__TASK DIRECTIONS__: The records should be repeated word for word, pictures excluded.

╭─ TASK MATERIAL

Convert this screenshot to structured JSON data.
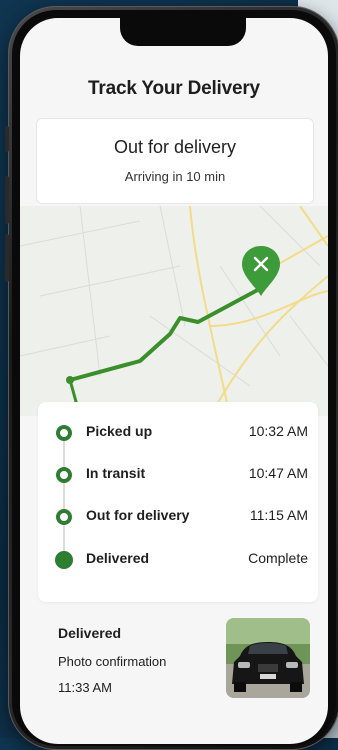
{
  "screen": {
    "title": "Track Your Delivery"
  },
  "status": {
    "title": "Out for delivery",
    "subtitle": "Arriving in 10 min"
  },
  "map": {
    "accent_color": "#2e7d32",
    "pin_icon": "x-mark-icon"
  },
  "timeline": [
    {
      "label": "Picked up",
      "time": "10:32 AM",
      "state": "done"
    },
    {
      "label": "In transit",
      "time": "10:47 AM",
      "state": "done"
    },
    {
      "label": "Out for delivery",
      "time": "11:15 AM",
      "state": "done"
    },
    {
      "label": "Delivered",
      "time": "Complete",
      "state": "complete"
    }
  ],
  "footer": {
    "title": "Delivered",
    "subtitle": "Photo confirmation",
    "time": "11:33 AM"
  }
}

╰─

__EXPECTED OUTPUT__:
Convert this screenshot to structured JSON data.
{
  "screen": {
    "title": "Track Your Delivery"
  },
  "status": {
    "title": "Out for delivery",
    "subtitle": "Arriving in 10 min"
  },
  "map": {
    "accent_color": "#2e7d32",
    "pin_icon": "x-mark-icon"
  },
  "timeline": [
    {
      "label": "Picked up",
      "time": "10:32 AM",
      "state": "done"
    },
    {
      "label": "In transit",
      "time": "10:47 AM",
      "state": "done"
    },
    {
      "label": "Out for delivery",
      "time": "11:15 AM",
      "state": "done"
    },
    {
      "label": "Delivered",
      "time": "Complete",
      "state": "complete"
    }
  ],
  "footer": {
    "title": "Delivered",
    "subtitle": "Photo confirmation",
    "time": "11:33 AM"
  }
}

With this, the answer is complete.